Unfortunately, the cost of a college education is quickly getting away from the benefits it garners. This is not to say that college is now something that should be avoided; far from it. The experiences and the level of learning gained during college are very important and valuable. But the rising cost of education is leading to more students to be unable to finish their entire college run, and those that do, enter into a world wanting job experience as well as an education.
Students graduating from college, especially four-year colleges, find themselves in an interesting and often compromising position, especially if they entered college right after high school. They have their degree in hand, the degree that opens up a huge number of jobs that require having a Bachelor’s degree to even be considered for, but they have little to no job experience. Then when they begin looking into the job market, many jobs want a degree and a year or more experience within the field. This keeps the jobs that just became available through college education at arms length and unavailable to the recently graduated. The only way to remedy this, it seems, is to gain experience through unpaid internships while in college. However, as the costs of education continue to rise, more and more students find themselves needing to work full or part time while in school just to supplement the student loans that make it possible for many to attend college. This creates a time issue, if nothing else, when it comes to looking into unpaid internships.
So now a recent graduate finds himself without a decent job that was supposed to be available after graduating, or at least very stiff competition for the jobs in his field (or even jobs that have nothing to do with what he or she went to college for), and within six months, student loan payments start coming in. Since college has become so expensive, fewer and fewer families have the capabilities to send a child (or multiple children) to college without resorting to some form of student loans. And even if they scrimp and save, figure everything down to the last dollar and decide, “Yes, we can afford this,” the cost of education at any given college is going to go up in the coming years (with some increases as high as two thousand dollars from one year to the next).
To make the situation worse, more and more jobs are looking for individuals who took their education one step further and have a Master’s degree. So the value of a Bachelor’s degree is diminishing as more and more people are expected to have one.
The cost of education keeps rising, but the jobs available to those with a newly awarded degree aren’t increasing in number or monetary reward to balance out the cost of education, especially since nearly everyone is now expected to go to college.
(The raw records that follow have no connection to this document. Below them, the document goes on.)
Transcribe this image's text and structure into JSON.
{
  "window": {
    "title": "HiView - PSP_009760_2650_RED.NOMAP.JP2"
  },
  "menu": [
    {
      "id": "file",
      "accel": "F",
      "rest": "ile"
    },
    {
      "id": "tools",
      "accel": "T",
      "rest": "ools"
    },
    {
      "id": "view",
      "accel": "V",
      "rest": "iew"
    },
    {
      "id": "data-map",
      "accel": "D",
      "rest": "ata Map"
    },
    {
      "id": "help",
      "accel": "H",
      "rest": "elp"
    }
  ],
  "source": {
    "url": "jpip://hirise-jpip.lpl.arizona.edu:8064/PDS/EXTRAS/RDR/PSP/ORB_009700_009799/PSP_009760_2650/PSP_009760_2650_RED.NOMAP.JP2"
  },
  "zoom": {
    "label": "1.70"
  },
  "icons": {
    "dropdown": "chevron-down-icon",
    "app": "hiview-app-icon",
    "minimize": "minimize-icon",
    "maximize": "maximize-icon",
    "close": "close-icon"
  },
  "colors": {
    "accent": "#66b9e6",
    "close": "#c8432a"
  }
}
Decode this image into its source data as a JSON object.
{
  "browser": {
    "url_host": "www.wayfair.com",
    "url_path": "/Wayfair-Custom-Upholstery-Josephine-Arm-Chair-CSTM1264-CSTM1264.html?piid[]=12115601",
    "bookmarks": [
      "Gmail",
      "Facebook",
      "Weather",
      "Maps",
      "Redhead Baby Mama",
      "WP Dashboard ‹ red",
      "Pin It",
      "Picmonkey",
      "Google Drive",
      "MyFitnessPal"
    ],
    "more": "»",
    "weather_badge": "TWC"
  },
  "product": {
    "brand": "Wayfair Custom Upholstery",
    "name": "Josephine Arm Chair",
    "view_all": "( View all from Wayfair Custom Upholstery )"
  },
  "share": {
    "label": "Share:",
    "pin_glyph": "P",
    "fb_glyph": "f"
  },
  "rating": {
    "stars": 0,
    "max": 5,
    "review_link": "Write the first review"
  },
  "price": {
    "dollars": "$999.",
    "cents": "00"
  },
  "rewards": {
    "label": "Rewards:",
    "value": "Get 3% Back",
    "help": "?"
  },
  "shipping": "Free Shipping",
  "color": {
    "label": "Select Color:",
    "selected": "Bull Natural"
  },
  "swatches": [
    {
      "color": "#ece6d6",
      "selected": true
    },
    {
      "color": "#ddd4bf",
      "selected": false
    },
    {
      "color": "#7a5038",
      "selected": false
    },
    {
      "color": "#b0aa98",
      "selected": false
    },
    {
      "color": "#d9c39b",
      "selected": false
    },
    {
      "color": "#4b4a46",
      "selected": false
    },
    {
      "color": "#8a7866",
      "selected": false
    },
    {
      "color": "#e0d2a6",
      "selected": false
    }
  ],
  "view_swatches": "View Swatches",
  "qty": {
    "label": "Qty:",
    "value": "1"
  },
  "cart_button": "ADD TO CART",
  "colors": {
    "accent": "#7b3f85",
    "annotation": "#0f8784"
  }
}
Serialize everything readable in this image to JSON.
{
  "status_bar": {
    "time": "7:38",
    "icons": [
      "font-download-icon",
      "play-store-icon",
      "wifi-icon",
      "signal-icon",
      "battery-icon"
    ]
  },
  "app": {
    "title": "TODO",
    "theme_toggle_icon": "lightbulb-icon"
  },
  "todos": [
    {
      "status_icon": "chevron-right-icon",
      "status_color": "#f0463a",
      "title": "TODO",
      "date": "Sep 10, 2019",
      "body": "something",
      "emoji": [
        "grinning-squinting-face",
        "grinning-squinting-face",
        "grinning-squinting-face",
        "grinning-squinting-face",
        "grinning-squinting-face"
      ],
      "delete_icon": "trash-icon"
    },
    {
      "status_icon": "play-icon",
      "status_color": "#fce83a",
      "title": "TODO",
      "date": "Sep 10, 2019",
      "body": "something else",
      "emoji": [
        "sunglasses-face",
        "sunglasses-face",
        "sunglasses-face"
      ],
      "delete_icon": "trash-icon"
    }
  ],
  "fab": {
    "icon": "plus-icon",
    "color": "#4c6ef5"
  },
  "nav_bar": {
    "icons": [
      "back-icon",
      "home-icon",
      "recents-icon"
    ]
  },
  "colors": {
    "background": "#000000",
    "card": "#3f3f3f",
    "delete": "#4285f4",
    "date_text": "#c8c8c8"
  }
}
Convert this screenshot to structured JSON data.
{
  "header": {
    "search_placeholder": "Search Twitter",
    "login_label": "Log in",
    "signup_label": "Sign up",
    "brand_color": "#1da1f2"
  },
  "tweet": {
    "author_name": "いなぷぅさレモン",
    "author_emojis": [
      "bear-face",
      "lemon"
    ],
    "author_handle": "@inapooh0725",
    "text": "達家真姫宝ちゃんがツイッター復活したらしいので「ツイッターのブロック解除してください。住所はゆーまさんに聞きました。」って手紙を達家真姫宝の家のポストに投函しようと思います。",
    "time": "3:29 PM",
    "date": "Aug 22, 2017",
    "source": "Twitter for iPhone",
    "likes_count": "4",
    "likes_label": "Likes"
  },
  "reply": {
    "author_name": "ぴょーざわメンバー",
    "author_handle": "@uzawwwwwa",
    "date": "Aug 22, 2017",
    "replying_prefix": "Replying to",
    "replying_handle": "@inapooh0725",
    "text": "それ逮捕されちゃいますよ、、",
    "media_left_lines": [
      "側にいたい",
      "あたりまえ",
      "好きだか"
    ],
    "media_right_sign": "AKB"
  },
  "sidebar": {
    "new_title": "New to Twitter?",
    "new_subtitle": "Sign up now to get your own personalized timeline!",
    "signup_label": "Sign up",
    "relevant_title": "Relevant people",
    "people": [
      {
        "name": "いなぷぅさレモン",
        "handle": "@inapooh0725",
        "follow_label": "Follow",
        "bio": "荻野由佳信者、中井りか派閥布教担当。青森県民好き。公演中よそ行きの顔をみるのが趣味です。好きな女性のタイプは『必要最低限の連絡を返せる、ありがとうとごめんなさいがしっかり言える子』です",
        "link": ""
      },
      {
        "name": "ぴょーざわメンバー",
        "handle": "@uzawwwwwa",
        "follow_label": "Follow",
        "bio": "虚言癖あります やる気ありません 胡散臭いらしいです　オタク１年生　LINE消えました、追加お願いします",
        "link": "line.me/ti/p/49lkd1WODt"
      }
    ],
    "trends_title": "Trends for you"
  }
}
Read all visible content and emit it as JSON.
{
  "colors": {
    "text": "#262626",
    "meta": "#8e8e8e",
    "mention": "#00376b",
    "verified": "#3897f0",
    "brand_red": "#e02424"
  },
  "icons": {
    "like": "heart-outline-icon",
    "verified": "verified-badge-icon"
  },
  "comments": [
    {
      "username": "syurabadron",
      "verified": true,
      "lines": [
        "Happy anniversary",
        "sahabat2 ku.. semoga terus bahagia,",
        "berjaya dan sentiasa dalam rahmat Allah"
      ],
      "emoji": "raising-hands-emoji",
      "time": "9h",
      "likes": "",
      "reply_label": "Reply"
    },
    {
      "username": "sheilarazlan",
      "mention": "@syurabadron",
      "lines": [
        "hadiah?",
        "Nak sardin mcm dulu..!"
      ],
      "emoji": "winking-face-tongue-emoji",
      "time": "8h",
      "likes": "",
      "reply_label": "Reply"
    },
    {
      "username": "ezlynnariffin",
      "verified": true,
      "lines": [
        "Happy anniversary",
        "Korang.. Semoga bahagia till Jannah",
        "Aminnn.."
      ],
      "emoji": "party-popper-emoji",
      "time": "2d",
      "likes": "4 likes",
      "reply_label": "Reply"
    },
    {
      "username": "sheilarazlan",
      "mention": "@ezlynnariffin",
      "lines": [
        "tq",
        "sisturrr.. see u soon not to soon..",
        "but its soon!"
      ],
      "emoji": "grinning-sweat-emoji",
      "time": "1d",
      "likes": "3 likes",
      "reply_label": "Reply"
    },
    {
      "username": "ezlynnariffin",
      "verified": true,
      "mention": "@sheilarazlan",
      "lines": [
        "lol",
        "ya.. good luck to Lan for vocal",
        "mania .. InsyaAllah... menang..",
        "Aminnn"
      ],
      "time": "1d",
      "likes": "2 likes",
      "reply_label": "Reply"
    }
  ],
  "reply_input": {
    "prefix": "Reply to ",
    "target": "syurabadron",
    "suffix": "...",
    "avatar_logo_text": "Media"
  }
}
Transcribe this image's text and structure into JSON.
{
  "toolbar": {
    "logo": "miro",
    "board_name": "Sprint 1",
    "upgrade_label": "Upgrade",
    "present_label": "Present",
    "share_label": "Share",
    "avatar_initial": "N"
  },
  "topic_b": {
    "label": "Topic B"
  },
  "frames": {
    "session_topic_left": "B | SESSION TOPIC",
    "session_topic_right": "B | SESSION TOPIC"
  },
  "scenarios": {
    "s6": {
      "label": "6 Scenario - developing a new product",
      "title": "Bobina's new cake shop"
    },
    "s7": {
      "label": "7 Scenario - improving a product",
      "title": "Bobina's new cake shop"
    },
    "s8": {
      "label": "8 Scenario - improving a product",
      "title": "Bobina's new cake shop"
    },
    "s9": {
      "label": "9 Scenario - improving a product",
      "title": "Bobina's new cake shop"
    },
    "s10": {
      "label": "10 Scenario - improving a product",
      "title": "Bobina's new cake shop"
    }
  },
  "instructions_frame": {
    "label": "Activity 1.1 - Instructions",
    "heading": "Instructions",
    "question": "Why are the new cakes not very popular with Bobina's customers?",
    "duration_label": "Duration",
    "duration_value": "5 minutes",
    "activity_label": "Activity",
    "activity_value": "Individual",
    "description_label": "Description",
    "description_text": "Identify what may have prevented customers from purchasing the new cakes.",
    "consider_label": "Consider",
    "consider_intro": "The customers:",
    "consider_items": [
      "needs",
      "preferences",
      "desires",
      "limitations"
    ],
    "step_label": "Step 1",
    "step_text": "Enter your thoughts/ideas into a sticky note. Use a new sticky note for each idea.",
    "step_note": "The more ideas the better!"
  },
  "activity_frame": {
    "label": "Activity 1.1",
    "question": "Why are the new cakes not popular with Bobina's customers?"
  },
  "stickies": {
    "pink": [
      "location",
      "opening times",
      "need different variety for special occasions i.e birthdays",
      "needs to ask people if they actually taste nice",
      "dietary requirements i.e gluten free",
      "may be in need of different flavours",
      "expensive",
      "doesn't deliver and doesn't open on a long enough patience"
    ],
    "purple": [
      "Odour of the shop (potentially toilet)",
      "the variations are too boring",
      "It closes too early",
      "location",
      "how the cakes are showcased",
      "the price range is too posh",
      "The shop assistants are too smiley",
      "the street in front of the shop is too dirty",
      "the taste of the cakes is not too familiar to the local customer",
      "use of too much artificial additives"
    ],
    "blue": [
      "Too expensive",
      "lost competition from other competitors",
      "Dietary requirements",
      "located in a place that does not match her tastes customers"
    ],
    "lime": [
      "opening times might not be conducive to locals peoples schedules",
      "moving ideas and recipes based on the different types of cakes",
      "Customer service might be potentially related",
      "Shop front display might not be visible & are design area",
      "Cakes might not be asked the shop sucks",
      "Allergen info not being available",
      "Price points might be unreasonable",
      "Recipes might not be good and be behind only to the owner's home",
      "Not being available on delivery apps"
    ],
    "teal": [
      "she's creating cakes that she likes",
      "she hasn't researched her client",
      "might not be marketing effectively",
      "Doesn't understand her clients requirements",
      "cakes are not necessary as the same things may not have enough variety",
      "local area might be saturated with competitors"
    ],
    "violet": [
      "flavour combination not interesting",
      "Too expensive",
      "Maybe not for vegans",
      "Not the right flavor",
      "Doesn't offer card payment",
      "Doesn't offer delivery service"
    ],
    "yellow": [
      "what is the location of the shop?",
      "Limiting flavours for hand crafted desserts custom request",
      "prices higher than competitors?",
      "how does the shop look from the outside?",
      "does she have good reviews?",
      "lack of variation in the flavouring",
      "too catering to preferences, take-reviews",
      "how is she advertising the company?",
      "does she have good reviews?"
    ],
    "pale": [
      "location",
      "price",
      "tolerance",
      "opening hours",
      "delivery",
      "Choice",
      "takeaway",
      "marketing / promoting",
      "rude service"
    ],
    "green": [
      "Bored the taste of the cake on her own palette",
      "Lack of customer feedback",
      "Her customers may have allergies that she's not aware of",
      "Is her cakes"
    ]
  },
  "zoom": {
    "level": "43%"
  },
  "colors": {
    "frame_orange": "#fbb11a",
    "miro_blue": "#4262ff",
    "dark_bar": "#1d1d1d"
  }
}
Is a college education important? Most definitely. Is it a shame that it’s so hard for many bright young adults to get one? Yes. The answer to this problem isn’t to ignore college, but to find a way to make it more affordable. If the costs of education were to come back down and the job market was willing to take more chances with educated but untested individuals, the cost of education would quickly become extremely effective.